==== DATA FOR ANALYSIS

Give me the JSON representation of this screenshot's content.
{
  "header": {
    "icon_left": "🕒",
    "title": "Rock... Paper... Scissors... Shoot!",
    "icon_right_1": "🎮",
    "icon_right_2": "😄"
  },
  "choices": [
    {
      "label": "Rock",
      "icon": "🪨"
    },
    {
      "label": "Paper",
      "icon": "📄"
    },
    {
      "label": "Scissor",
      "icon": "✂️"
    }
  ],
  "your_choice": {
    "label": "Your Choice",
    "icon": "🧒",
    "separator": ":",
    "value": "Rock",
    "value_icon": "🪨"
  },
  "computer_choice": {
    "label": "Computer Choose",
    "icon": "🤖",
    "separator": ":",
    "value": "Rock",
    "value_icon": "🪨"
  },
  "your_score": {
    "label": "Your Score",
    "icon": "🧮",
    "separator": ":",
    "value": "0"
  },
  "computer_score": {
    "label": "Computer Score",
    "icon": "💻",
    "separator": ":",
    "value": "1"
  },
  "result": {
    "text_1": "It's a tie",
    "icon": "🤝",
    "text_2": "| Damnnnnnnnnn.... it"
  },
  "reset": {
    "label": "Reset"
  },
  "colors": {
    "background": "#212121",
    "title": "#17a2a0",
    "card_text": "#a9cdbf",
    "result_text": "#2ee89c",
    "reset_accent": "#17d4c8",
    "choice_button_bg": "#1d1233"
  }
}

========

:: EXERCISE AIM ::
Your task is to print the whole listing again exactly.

:: TASK OUTPUT ::
Give me the JSON representation of this screenshot's content.
{
  "header": {
    "icon_left": "🕒",
    "title": "Rock... Paper... Scissors... Shoot!",
    "icon_right_1": "🎮",
    "icon_right_2": "😄"
  },
  "choices": [
    {
      "label": "Rock",
      "icon": "🪨"
    },
    {
      "label": "Paper",
      "icon": "📄"
    },
    {
      "label": "Scissor",
      "icon": "✂️"
    }
  ],
  "your_choice": {
    "label": "Your Choice",
    "icon": "🧒",
    "separator": ":",
    "value": "Rock",
    "value_icon": "🪨"
  },
  "computer_choice": {
    "label": "Computer Choose",
    "icon": "🤖",
    "separator": ":",
    "value": "Rock",
    "value_icon": "🪨"
  },
  "your_score": {
    "label": "Your Score",
    "icon": "🧮",
    "separator": ":",
    "value": "0"
  },
  "computer_score": {
    "label": "Computer Score",
    "icon": "💻",
    "separator": ":",
    "value": "1"
  },
  "result": {
    "text_1": "It's a tie",
    "icon": "🤝",
    "text_2": "| Damnnnnnnnnn.... it"
  },
  "reset": {
    "label": "Reset"
  },
  "colors": {
    "background": "#212121",
    "title": "#17a2a0",
    "card_text": "#a9cdbf",
    "result_text": "#2ee89c",
    "reset_accent": "#17d4c8",
    "choice_button_bg": "#1d1233"
  }
}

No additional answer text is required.